Lydia grew up in a working class home in Los Angeles, where she was taught that using your resources responsibly was an obligation to your family, to your community, and to the generations who would come after you. In college Lydia discovered the power of her voice and actions as a student activist fighting extreme student fee hikes. She then spent three years winning coal fights in Texas with the Sierra Club and a few more years in graduate school learning how to help organizations do their work as effectively as possible. Lydia now works to ensure that all youth discover the power of their words and actions and use them to fight for a just transition to the clean energy future we all deserve. When she’s not planning EAC’s next big endeavor, Lydia can be found attempting to master a sport she hasn’t played since she was nine, reading a book from her enormous “to read” list, or watching back-to-back episodes of her new favorite show.
National Network Coordinator
Sean is a Midwest transplant, originally from San Diego, where they went to school at UC San Diego and graduated in 2013 with a B.A. in Theatre. Since being politicized through the Occupy Movement in 2011, Sean has been organizing on a regional and statewide level - with the California Student Union, Students For Justice in Palestine, and since moving to Chicago, with the Iowa Student Power Network.
Sean believes wholeheartedly in the possibility of divestment to leverage the power of students and build a greater movement that can fight back against the systems of oppression that have created the climate crisis. When not plotting for the revolution, Sean enjoys spending every possible moment in the sun in Chicago and taking in as much theatre and queer performance art as possible. They can be found on Twitter @sancho108.
Environmental Justice Network Organizer
Eddie began his activism as an undergraduate studying Environmental Systems at the University of California, San Diego. There, he worked to implement sustainable campus policies that minimized the university’s negative impacts on people and the environment. After graduating he stayed in San Diego for two years to work on empowering underrepresented communities and winning local policies for fair wages, immigrants’ rights and a more inclusive democracy. His passion for organizing took him to DC to help implement a national program to increase voting and civic engagement among Asian Pacific American communities. Now, in his role at Power Shift Network, he is working to center frontline communities in the youth climate movement and engage the network to support some of our most pressing challenges to environmental justice. When he is not working, Eddie enjoys live theater and playing music. He is most famous for his performances of old RnB hits which he puts on everyday in his shower.

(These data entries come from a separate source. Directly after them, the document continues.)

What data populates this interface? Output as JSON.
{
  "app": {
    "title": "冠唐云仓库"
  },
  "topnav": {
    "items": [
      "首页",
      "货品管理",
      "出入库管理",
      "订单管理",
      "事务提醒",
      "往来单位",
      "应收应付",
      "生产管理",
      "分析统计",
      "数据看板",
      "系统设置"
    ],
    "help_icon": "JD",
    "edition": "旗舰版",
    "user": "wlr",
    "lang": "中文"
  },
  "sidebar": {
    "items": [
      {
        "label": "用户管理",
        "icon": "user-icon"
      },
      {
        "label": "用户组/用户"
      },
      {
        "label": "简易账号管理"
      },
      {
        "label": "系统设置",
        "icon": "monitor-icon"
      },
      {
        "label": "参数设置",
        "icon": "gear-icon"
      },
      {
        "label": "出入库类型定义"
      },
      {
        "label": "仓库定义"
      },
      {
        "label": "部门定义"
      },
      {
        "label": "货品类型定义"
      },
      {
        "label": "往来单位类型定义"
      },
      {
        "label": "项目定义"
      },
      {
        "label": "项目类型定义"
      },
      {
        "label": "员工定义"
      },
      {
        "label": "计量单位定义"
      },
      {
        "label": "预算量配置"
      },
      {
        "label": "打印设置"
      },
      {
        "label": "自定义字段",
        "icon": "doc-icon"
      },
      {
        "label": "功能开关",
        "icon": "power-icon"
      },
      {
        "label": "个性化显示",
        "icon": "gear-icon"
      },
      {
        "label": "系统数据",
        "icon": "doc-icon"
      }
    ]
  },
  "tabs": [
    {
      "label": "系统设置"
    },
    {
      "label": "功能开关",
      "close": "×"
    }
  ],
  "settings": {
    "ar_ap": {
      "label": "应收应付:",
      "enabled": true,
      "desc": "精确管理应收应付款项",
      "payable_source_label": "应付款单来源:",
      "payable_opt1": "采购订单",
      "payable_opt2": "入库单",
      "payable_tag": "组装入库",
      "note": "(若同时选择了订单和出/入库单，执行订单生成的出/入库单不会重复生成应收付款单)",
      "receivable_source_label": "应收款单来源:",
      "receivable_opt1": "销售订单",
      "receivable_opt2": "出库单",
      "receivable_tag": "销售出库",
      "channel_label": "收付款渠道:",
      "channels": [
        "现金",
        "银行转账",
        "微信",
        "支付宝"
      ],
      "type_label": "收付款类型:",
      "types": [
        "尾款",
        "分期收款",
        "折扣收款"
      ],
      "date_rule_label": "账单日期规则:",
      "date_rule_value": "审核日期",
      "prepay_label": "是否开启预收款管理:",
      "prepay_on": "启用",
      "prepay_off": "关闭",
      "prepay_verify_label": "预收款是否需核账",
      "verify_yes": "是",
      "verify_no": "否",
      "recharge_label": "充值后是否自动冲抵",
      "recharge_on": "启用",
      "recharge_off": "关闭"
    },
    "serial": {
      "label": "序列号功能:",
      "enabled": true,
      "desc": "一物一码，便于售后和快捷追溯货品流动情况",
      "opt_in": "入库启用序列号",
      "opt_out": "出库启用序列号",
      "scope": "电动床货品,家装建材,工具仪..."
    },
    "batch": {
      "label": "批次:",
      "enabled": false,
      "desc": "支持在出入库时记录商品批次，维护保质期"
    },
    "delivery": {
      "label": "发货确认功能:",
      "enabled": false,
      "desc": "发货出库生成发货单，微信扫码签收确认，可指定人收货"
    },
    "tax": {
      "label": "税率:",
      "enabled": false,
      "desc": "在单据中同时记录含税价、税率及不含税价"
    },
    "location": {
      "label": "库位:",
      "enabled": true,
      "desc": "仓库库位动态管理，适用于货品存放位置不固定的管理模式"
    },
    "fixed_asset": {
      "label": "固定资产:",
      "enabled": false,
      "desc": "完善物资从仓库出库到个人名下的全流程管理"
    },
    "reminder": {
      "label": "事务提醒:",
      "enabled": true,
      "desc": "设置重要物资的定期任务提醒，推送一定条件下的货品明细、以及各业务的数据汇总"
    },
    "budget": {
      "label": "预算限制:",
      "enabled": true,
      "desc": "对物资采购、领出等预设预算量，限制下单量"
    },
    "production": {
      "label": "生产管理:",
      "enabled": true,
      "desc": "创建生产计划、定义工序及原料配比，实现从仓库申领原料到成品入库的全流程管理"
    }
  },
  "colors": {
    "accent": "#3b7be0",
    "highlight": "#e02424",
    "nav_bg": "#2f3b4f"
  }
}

Devyn grew up in Portland, Oregon, but has lived on the East Coast since attending Tufts University, where she graduated with a B.A. in International Relations and Environmental Studies in 2014. She plugged in to the climate movement in college, where she organized with other young people across New England to shut down coal plants, fight pipelines, and agitate for fossil fuel divestment on campus and at the state level. Drawing on her experience with both online organizing and offline actions, she is excited about harnessing digital tools to tell stories and build power within the climate justice movement. When she's not sending email blasts, Devyn can often be found running long distances, doodling in notebooks, cooking complicated vegetarian recipes, tweeting too much, or petting other people's dogs. She is on Twitter @DevynFromOregon.
Oil Free Organizer
Akilah grew up in New Mexico, where she stumbled into climate organizing as a high school student in 2009 and never looked back. Driven by a sense of solidarity with our generation as the global front line of the climate crisis, she organized with 350.org, 1 Sky, iMatter, and the Sierra Club before moving to the Twin Cities, MN, to attend Macalester College. During undergrad, she became a committed pipeline resistance fighter, working to bridge the gap between campus and community activism and expose Enbridge for the scoundrels they are. When she's not disassembling the oil empire, she can be found rowing crew on the Mississippi or coaxing her rusty bike to the far corners of the Twin Cities' trails.
Dany is really into organizing—both people and files—to build movements and grow capacity for people fighting for justice. She comes to the Power Shift Network with more than a decade's experience working with nonprofits and grassroots campaigns. A native Washingtonian, she is committed to building the skills needed to promote progressive social change among District residents—and by extension throughout the country. Dany serves on the board of Empower DC, a grassroots organization that works to support self-advocacy of low to moderate income DC residents. In her free time, Dany can often be found busy concocting baked creations in the kitchen, exploring the area's bike trails, and enjoying weekly family dinner with her extended family.